Material for this task:
====
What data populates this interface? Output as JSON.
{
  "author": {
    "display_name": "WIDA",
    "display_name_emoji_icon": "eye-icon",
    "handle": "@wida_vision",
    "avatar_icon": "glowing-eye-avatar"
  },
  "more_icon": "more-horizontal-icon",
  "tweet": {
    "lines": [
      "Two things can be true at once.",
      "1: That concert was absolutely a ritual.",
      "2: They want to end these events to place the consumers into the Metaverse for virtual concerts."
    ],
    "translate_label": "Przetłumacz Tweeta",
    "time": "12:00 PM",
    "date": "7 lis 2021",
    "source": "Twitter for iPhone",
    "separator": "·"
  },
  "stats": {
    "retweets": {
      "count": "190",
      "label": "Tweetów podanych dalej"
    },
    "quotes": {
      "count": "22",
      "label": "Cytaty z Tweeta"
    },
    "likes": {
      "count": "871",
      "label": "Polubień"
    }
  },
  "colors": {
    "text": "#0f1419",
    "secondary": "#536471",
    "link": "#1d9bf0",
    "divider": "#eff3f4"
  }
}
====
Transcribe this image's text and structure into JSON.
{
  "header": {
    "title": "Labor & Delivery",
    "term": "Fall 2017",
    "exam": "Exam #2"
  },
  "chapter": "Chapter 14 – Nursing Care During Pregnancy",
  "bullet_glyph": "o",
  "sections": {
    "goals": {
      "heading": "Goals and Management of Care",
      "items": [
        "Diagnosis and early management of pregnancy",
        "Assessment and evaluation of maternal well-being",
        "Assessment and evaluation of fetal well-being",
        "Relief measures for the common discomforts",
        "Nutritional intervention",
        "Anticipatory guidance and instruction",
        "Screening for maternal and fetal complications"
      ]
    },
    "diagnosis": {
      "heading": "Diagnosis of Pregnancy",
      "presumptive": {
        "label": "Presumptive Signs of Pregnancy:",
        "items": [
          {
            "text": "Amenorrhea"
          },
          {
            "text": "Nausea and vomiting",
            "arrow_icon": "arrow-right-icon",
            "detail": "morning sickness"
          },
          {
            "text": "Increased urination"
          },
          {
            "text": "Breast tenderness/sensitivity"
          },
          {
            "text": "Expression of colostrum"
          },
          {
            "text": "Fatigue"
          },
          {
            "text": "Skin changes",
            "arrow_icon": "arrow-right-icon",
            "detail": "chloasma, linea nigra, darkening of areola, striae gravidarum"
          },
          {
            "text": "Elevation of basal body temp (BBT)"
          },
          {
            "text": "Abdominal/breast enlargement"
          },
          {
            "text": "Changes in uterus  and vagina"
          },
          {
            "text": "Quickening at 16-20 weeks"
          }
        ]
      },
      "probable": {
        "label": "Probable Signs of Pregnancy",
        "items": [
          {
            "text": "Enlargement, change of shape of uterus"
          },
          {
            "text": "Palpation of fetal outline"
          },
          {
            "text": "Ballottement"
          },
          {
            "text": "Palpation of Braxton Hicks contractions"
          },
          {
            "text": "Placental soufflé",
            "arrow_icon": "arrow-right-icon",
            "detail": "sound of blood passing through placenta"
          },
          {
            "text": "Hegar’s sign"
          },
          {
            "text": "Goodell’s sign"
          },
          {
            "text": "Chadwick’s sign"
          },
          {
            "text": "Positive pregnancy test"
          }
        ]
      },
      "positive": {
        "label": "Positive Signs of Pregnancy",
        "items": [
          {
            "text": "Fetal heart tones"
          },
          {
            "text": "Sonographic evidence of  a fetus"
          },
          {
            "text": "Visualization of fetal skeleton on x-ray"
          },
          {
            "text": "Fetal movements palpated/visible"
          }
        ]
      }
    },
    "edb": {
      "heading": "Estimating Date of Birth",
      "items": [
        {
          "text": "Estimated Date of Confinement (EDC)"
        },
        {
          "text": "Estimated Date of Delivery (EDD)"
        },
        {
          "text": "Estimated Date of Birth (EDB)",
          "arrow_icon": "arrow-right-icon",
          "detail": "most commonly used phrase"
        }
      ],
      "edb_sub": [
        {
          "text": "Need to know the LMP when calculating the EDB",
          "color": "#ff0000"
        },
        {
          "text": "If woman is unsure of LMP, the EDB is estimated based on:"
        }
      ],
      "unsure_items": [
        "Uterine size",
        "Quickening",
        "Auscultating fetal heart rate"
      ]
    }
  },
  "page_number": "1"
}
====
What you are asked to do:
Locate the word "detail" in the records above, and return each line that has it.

Solution for this problem:
            "detail": "morning sickness"
            "detail": "chloasma, linea nigra, darkening of areola, striae gravidarum"
            "detail": "sound of blood passing through placenta"
          "detail": "most commonly used phrase"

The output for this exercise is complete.